▶ _Work to complete_: Word for word, restate each of the records below.
*** Source data Section Begins ***
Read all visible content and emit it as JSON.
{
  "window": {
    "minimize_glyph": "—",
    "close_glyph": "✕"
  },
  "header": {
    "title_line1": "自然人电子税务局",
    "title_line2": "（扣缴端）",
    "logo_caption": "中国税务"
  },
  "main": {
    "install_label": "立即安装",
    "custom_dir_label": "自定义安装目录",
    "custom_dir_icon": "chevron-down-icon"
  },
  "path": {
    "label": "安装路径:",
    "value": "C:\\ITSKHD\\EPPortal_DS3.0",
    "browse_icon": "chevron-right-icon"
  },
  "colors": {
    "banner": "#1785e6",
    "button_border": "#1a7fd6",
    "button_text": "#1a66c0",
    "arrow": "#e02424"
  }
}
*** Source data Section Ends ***
▶ _Result for this task_:
Read all visible content and emit it as JSON.
{
  "window": {
    "minimize_glyph": "—",
    "close_glyph": "✕"
  },
  "header": {
    "title_line1": "自然人电子税务局",
    "title_line2": "（扣缴端）",
    "logo_caption": "中国税务"
  },
  "main": {
    "install_label": "立即安装",
    "custom_dir_label": "自定义安装目录",
    "custom_dir_icon": "chevron-down-icon"
  },
  "path": {
    "label": "安装路径:",
    "value": "C:\\ITSKHD\\EPPortal_DS3.0",
    "browse_icon": "chevron-right-icon"
  },
  "colors": {
    "banner": "#1785e6",
    "button_border": "#1a7fd6",
    "button_text": "#1a66c0",
    "arrow": "#e02424"
  }
}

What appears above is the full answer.